##### RECORDED DATA
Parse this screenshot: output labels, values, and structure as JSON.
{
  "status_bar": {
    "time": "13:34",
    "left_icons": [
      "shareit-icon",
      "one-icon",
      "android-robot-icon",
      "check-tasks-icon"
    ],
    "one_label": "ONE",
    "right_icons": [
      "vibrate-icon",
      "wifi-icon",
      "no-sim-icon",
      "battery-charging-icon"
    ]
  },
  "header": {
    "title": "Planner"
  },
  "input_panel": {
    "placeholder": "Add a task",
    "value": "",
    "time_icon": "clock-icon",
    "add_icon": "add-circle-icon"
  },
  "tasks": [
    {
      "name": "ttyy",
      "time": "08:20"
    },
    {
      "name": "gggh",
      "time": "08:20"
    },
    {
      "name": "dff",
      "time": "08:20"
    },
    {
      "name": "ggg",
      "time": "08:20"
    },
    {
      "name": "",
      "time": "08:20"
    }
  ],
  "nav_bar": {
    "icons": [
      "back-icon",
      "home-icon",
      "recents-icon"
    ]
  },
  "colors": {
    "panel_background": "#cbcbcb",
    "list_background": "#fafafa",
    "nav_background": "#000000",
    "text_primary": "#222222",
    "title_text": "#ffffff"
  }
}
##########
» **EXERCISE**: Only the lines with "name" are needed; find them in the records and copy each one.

» **EXERCISE SOLUTION**:
      "name": "ttyy",
      "name": "gggh",
      "name": "dff",
      "name": "ggg",
      "name": "",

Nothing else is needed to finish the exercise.